Aim of the exercise:
The entries that follow must be given again exactly, with the pictures excluded.

[Start of Attachment]

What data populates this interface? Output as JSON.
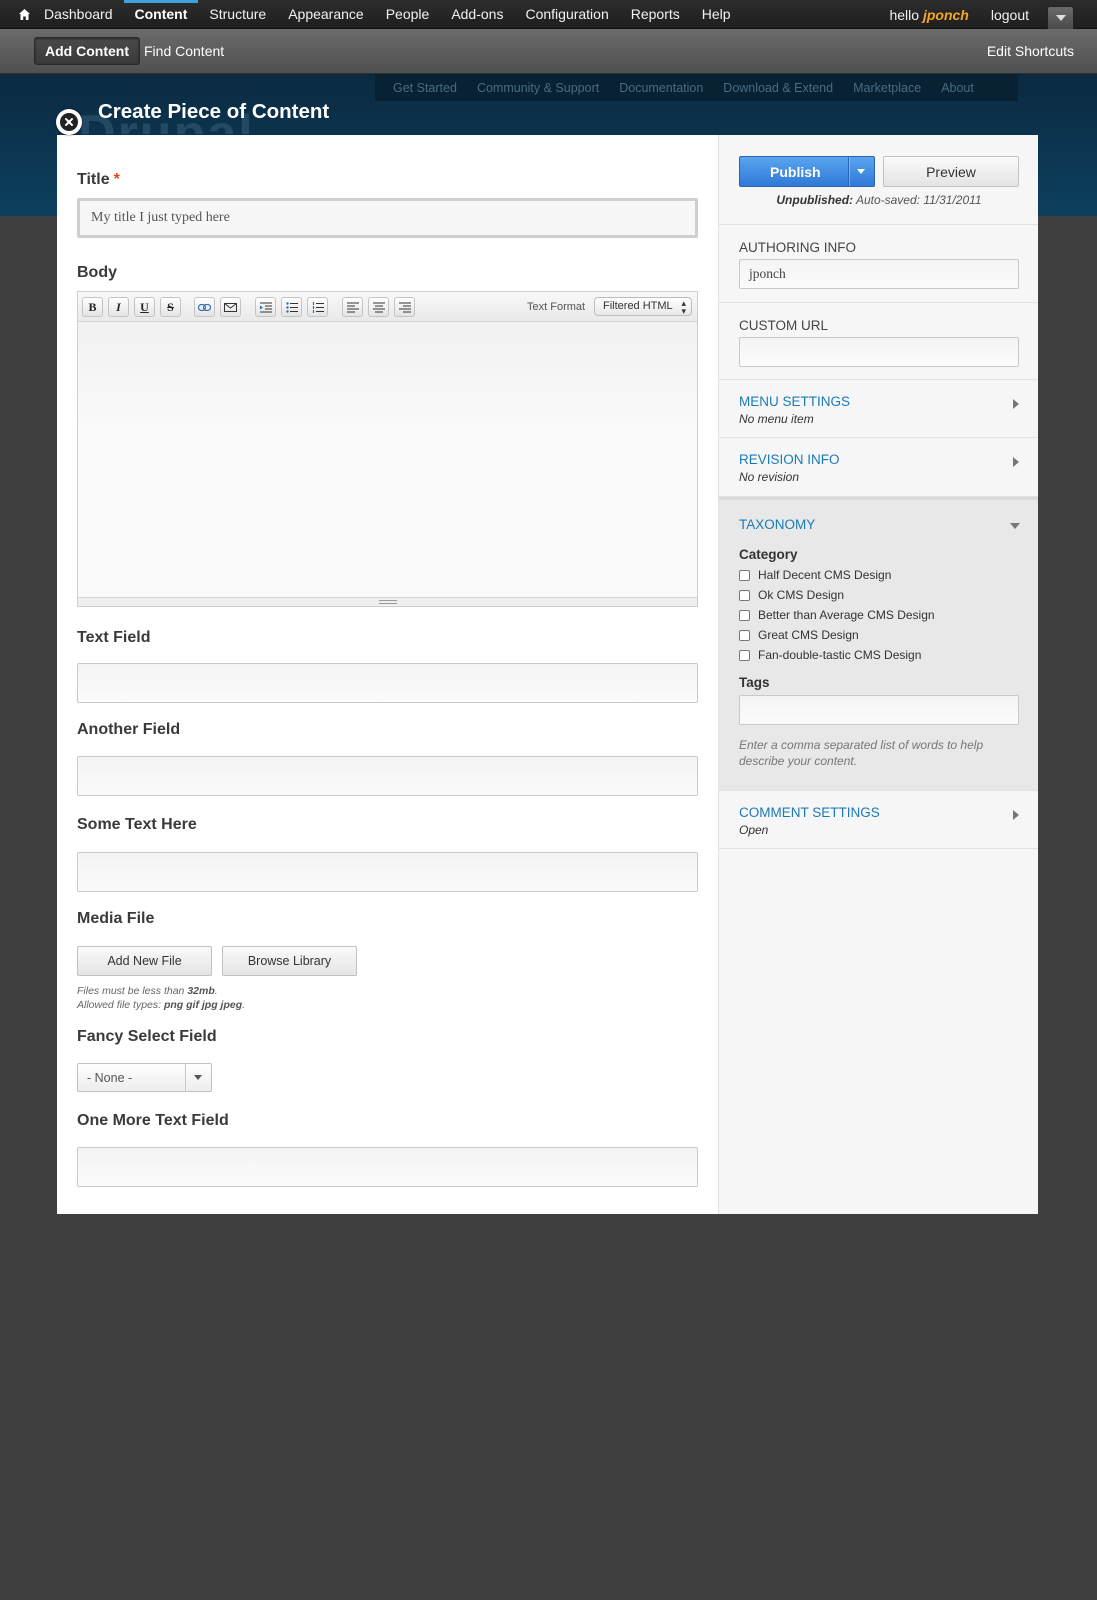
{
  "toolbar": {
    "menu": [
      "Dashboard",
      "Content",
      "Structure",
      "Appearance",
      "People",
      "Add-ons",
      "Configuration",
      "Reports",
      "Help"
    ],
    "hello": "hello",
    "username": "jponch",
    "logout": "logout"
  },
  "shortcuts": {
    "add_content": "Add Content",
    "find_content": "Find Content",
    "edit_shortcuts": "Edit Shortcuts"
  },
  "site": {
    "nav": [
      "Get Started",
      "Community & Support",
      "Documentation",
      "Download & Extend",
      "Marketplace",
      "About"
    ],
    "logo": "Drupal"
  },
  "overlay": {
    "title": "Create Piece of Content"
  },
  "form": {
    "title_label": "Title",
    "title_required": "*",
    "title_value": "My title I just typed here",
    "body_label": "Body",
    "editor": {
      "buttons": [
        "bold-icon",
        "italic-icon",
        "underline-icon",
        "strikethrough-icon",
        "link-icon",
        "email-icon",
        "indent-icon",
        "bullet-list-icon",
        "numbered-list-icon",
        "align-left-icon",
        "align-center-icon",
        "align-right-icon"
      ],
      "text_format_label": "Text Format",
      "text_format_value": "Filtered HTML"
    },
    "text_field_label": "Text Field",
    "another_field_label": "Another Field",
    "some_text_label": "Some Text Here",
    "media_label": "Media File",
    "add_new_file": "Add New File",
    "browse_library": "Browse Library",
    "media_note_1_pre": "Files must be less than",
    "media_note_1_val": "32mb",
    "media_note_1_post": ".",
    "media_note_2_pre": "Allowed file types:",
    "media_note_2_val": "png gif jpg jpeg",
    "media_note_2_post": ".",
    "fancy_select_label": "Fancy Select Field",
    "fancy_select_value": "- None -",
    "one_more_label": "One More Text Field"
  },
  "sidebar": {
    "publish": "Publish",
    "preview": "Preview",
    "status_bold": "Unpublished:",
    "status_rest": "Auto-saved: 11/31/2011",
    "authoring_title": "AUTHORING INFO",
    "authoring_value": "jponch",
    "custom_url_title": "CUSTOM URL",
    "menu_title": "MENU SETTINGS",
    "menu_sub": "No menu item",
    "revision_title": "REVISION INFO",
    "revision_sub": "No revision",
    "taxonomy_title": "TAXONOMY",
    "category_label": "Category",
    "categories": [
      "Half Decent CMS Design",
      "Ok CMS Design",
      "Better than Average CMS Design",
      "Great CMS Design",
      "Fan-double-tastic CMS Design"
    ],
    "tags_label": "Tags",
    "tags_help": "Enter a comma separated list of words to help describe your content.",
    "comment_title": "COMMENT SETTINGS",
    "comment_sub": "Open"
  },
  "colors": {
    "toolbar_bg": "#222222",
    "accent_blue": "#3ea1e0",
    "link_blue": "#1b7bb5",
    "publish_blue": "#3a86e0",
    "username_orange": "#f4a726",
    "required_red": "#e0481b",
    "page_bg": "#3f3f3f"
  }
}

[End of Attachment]

Task solution:
What data populates this interface? Output as JSON.
{
  "toolbar": {
    "menu": [
      "Dashboard",
      "Content",
      "Structure",
      "Appearance",
      "People",
      "Add-ons",
      "Configuration",
      "Reports",
      "Help"
    ],
    "hello": "hello",
    "username": "jponch",
    "logout": "logout"
  },
  "shortcuts": {
    "add_content": "Add Content",
    "find_content": "Find Content",
    "edit_shortcuts": "Edit Shortcuts"
  },
  "site": {
    "nav": [
      "Get Started",
      "Community & Support",
      "Documentation",
      "Download & Extend",
      "Marketplace",
      "About"
    ],
    "logo": "Drupal"
  },
  "overlay": {
    "title": "Create Piece of Content"
  },
  "form": {
    "title_label": "Title",
    "title_required": "*",
    "title_value": "My title I just typed here",
    "body_label": "Body",
    "editor": {
      "buttons": [
        "bold-icon",
        "italic-icon",
        "underline-icon",
        "strikethrough-icon",
        "link-icon",
        "email-icon",
        "indent-icon",
        "bullet-list-icon",
        "numbered-list-icon",
        "align-left-icon",
        "align-center-icon",
        "align-right-icon"
      ],
      "text_format_label": "Text Format",
      "text_format_value": "Filtered HTML"
    },
    "text_field_label": "Text Field",
    "another_field_label": "Another Field",
    "some_text_label": "Some Text Here",
    "media_label": "Media File",
    "add_new_file": "Add New File",
    "browse_library": "Browse Library",
    "media_note_1_pre": "Files must be less than",
    "media_note_1_val": "32mb",
    "media_note_1_post": ".",
    "media_note_2_pre": "Allowed file types:",
    "media_note_2_val": "png gif jpg jpeg",
    "media_note_2_post": ".",
    "fancy_select_label": "Fancy Select Field",
    "fancy_select_value": "- None -",
    "one_more_label": "One More Text Field"
  },
  "sidebar": {
    "publish": "Publish",
    "preview": "Preview",
    "status_bold": "Unpublished:",
    "status_rest": "Auto-saved: 11/31/2011",
    "authoring_title": "AUTHORING INFO",
    "authoring_value": "jponch",
    "custom_url_title": "CUSTOM URL",
    "menu_title": "MENU SETTINGS",
    "menu_sub": "No menu item",
    "revision_title": "REVISION INFO",
    "revision_sub": "No revision",
    "taxonomy_title": "TAXONOMY",
    "category_label": "Category",
    "categories": [
      "Half Decent CMS Design",
      "Ok CMS Design",
      "Better than Average CMS Design",
      "Great CMS Design",
      "Fan-double-tastic CMS Design"
    ],
    "tags_label": "Tags",
    "tags_help": "Enter a comma separated list of words to help describe your content.",
    "comment_title": "COMMENT SETTINGS",
    "comment_sub": "Open"
  },
  "colors": {
    "toolbar_bg": "#222222",
    "accent_blue": "#3ea1e0",
    "link_blue": "#1b7bb5",
    "publish_blue": "#3a86e0",
    "username_orange": "#f4a726",
    "required_red": "#e0481b",
    "page_bg": "#3f3f3f"
  }
}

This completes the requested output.